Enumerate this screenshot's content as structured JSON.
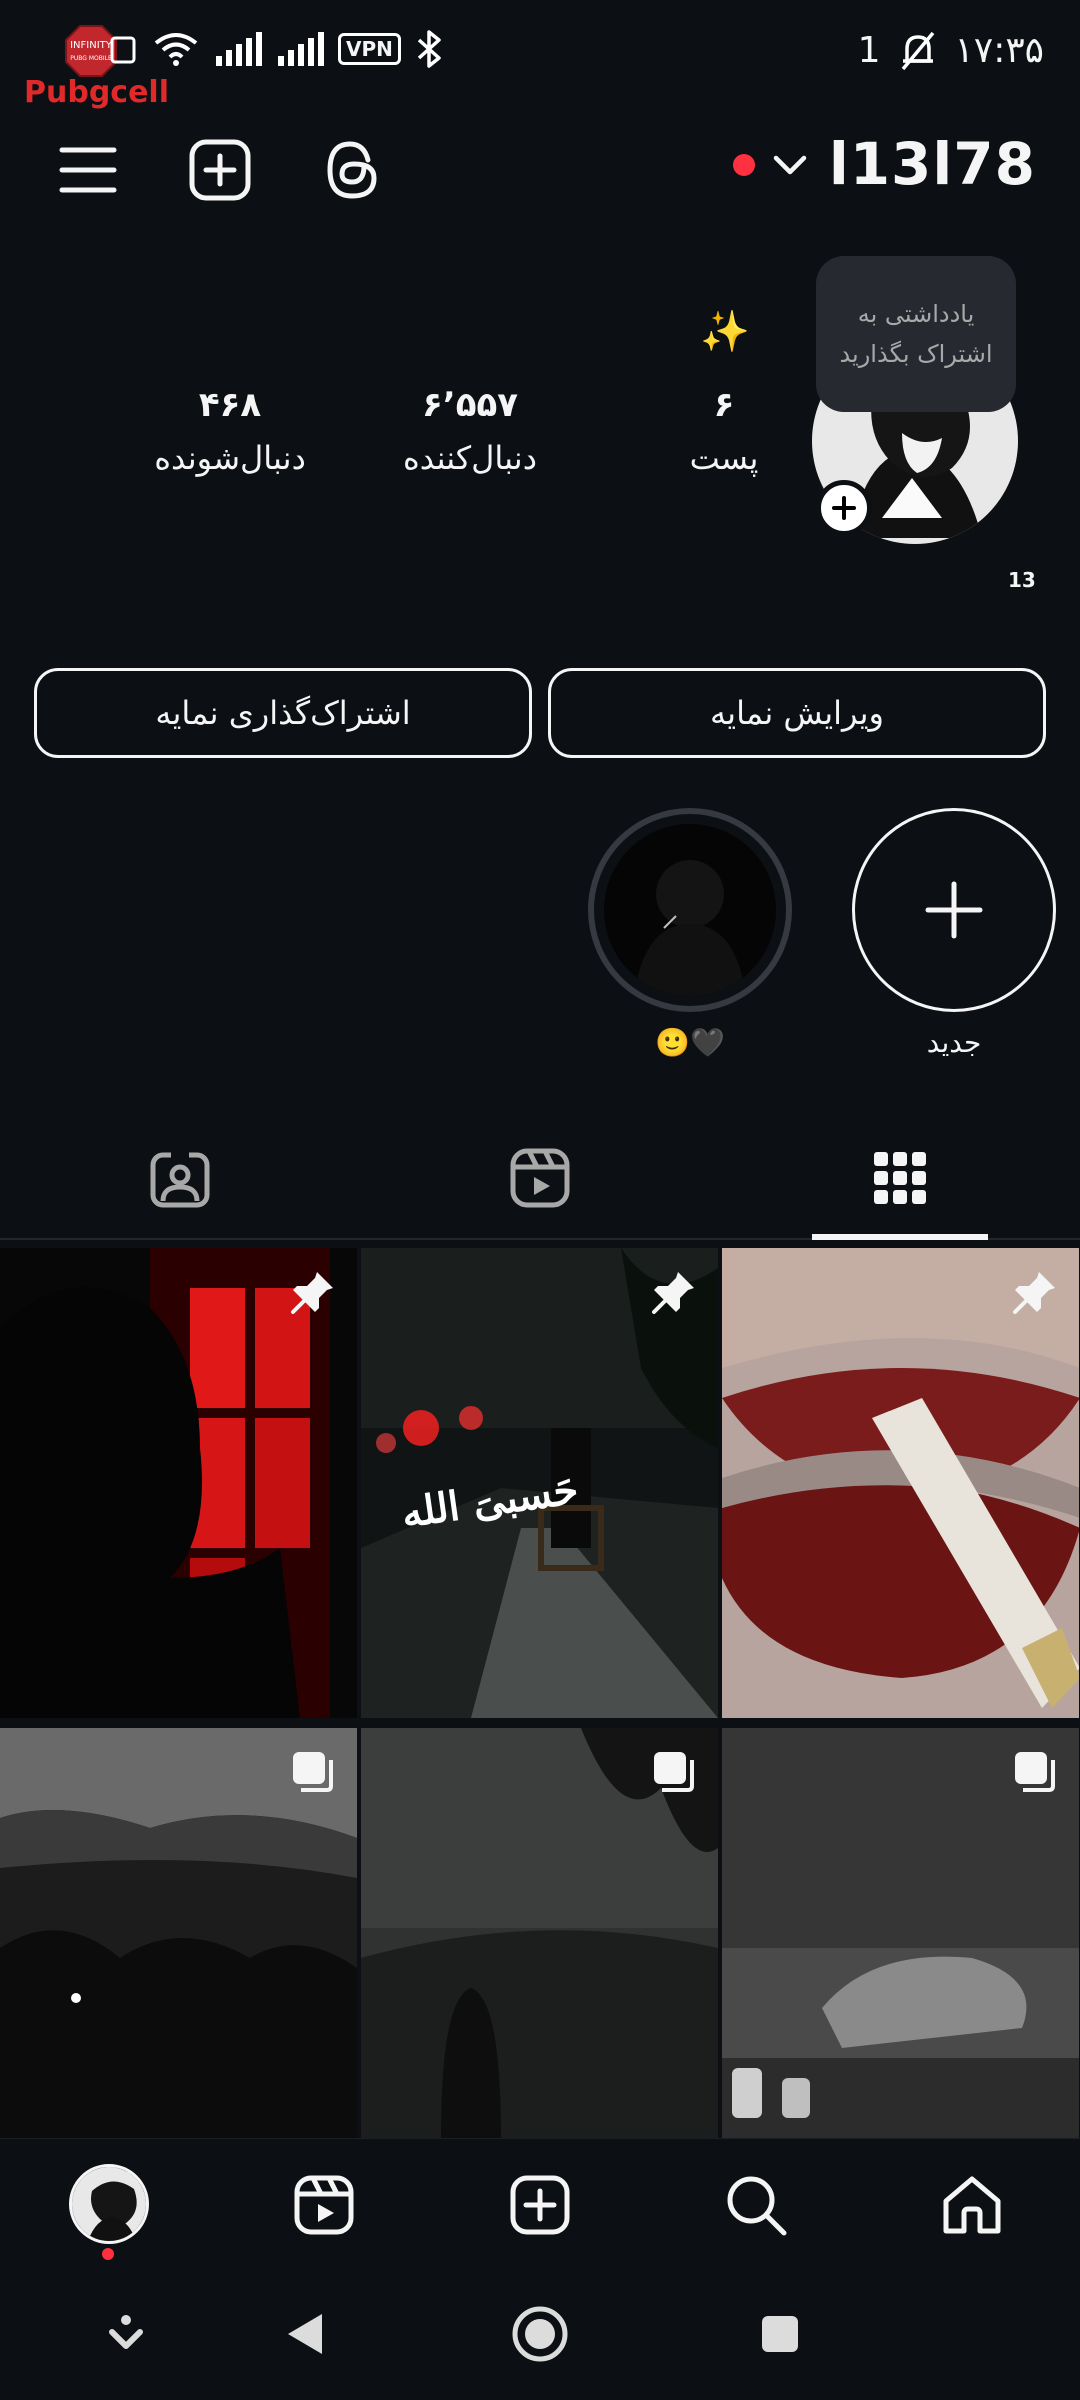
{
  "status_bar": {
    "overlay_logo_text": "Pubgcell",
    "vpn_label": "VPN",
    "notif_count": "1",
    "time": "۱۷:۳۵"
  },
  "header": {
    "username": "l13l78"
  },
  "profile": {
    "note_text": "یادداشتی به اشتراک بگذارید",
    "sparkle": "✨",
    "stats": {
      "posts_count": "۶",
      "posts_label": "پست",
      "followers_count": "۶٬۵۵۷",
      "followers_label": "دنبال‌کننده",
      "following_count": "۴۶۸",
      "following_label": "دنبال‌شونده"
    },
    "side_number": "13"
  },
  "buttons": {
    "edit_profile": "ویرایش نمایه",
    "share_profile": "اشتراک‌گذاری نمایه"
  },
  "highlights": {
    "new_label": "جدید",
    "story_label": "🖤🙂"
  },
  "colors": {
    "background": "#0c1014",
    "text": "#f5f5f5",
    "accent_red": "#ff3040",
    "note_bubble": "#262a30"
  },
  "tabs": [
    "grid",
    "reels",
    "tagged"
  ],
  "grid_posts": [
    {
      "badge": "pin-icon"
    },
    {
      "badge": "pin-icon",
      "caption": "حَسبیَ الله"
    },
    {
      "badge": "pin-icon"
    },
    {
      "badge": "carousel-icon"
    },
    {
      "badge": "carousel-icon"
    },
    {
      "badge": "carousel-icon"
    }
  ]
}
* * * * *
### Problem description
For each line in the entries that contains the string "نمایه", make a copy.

### Your response
    "edit_profile": "ویرایش نمایه",
    "share_profile": "اشتراک‌گذاری نمایه"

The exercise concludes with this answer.